News Analysis |
The provincial food watchdog Punjab Food Authority, that has been tightening the noose around food vendors all over the province, upon completion of five years of its establishment, announced that it is now operating in all 28 districts.
The PFA’s annual report was issued on 24th December 2017 and exhibited that the authority has raided nearly 200,000 food outlets across Punjab to keep a tab on the quality of food products in 2017. The authority had sealed over 3,249 food outlets for not adhering to food regulations and maintaining cleanliness standards. PFA food safety officials also issued over 128,000 warning notices to improve food quality and hygiene standards.
Similarly, it will also organize training programmes in food safety and standards. The authority will also issue licenses to food operators.
The authority had registered FIRs against owners of 156 food outlets, which were involved in adulteration and the sale of substandard food products during the current year. The watchdog had also sent 78 food vendors behind bars for failing to comply with provincial food regulations. In addition, PFA officials imposed fines of over Rs. 100 million on food outlets, hotels, restaurants and food processing units. The Operations department of the PFA had also issued around 40,000 new e-licenses to food outlets during 2017.
PFA Director General Noorul-Amin Mengal said that the Punjab Food Authority Act was approved in 2011. The authority had started its operation from Lahore, as it did not have any infrastructure and resources for operations in other districts of Punjab, he told an assemblage. However, Mengal said, the authority had extended its operations to all the districts of Punjab and had been trying to eradicate adulteration and sale of substandard food items”.
Read more: Halal Food Authority back in business
He emphasized that the operations wing of the provincial food watchdog was the backbone of the organization and was not only enforcing regulations, but also successfully creating awareness successfully among businesses and the masses.
This comes in stark contrast with the already agitated food and beverage industry over local disparity in standards, which makes it difficult for food manufacturers and cultivators to keep up with interprovincial standards.
In light of Christmas festivities, PFA officials inspected the quality of food products being sold at Sunday markets near Christian communities in the city of Lahore. Under the supervision of the PFA Director General, food safety officers inspected products quality at various weekly makeshift markets, including Yohanabad, Nishtar Colony, Bahar Colony, Wahdat Road and others.
PFA officials imposed fines on 29 stall owners and discarded huge quantities of different food items. The authority had constituted special teams and an increased workforce to check the quality of products in Sunday markets before Christmas, said a spokesman of the authority.
Earlier this month, the PFA destroyed over 2,000 liters of adulterated and substandard milk, which was being supplied to the city of Lahore. Pickets were set up at different entry points of the city in order to check the milk quality being transported to Lahore. During the inspection, the PFA officers collected samples and tested for water and chemical adulteration in various milk canes. Those that were found to be of low quality were discarded on the spot.

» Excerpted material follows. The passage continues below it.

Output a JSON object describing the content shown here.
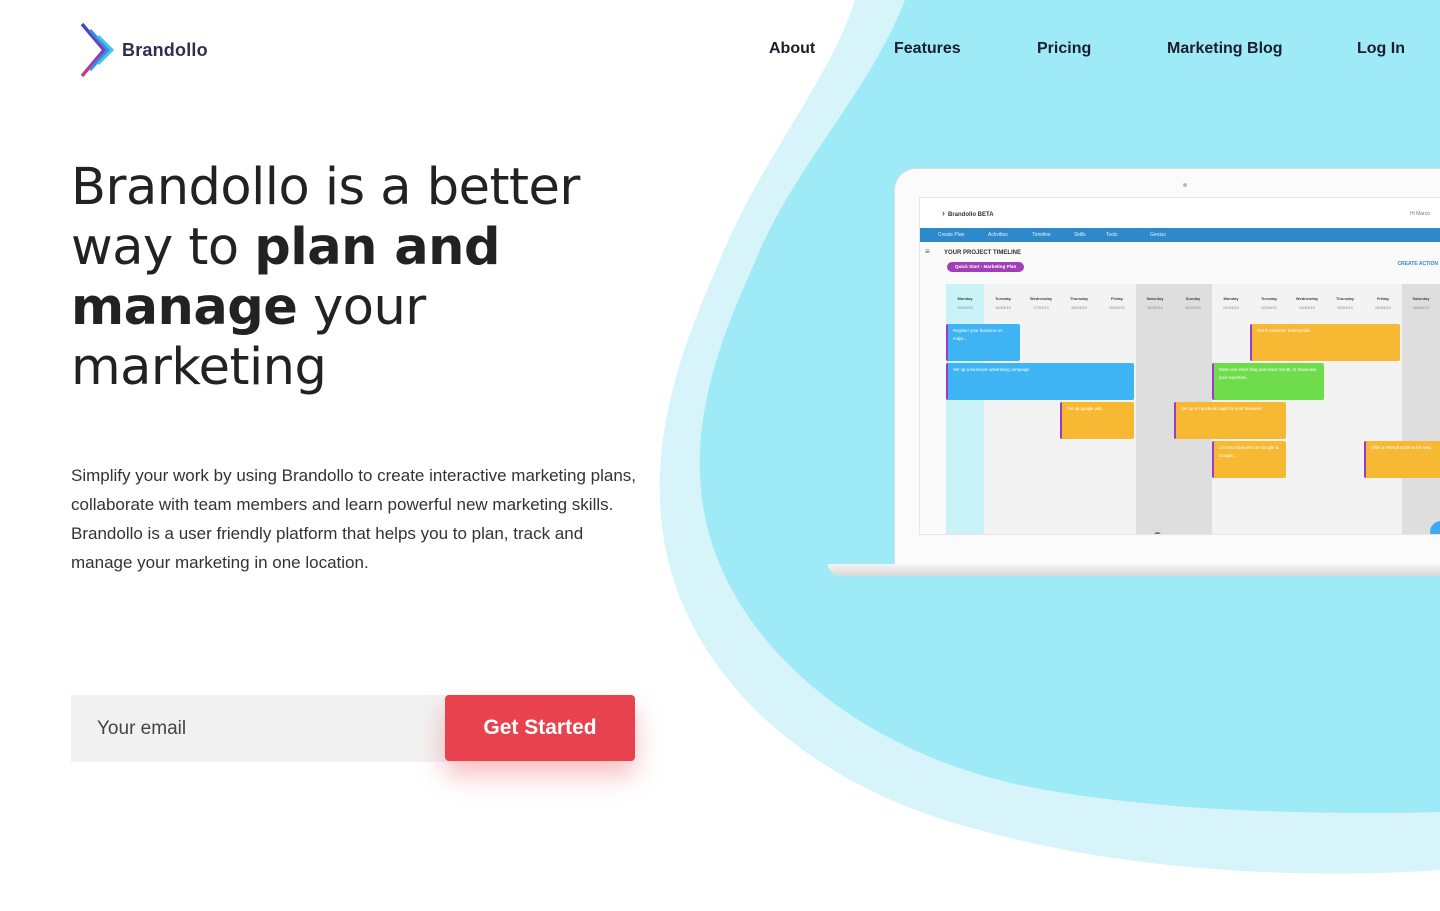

Read more: Punjab Food Authority on a Mission
The draft bill states that the authority will be composed of nine members. The mayor of the Islamabad Metropolitan Corporation will be the chairperson of the authority.
Earlier this month, in a move not too surprising after the establishment of the KP food authority, the government has decided to set up an “Islamabad Food Authority” in order to improve the standard of food being sold in the capital,
The law ministry has already concocted a bill that provides the legal framework for the establishment of the authority. This was disclosed by Special Assistant to Prime Minister on Law Zafarullah Khan as he spoke to newsmen at the Law Ministry. Zafarullah also shared a draft of the proposed bill.
The draft bill states that the authority will be composed of nine members. The mayor of the Islamabad Metropolitan Corporation will be the chairperson of the authority. Other members of the authority include representatives of the Capital Development Authority (CDA), the Islamabad Capital Territory (ICT) administration, administrators of the health division, representatives from the Islamabad Chambers of Commerce and Industry, two food technologists and two representatives of citizens and consumers.
Read more: Soft drinks to be banned in schools
The authority had constituted special teams and an increased workforce to check the quality of products in Sunday markets before Christmas, said a spokesman of the authority.
The authority, the bill states, will have the power to formulate standards, procedures, processes and guidelines on any aspect of food production or sale including businesses, labelling, and additives apart from specifying appropriate enforcement systems. This comes in stark contrast with the already agitated food and beverage industry over local disparity in standards, which makes it difficult for food manufacturers and cultivators to keep up with interprovincial standards and subsequently international standards.
Moreover, the authority will set up a system where a network of food operators and consumers will facilitate food safety and quality control. Similarly, it will also organize training programmes in food safety and standards. The authority will also issue licenses to food operators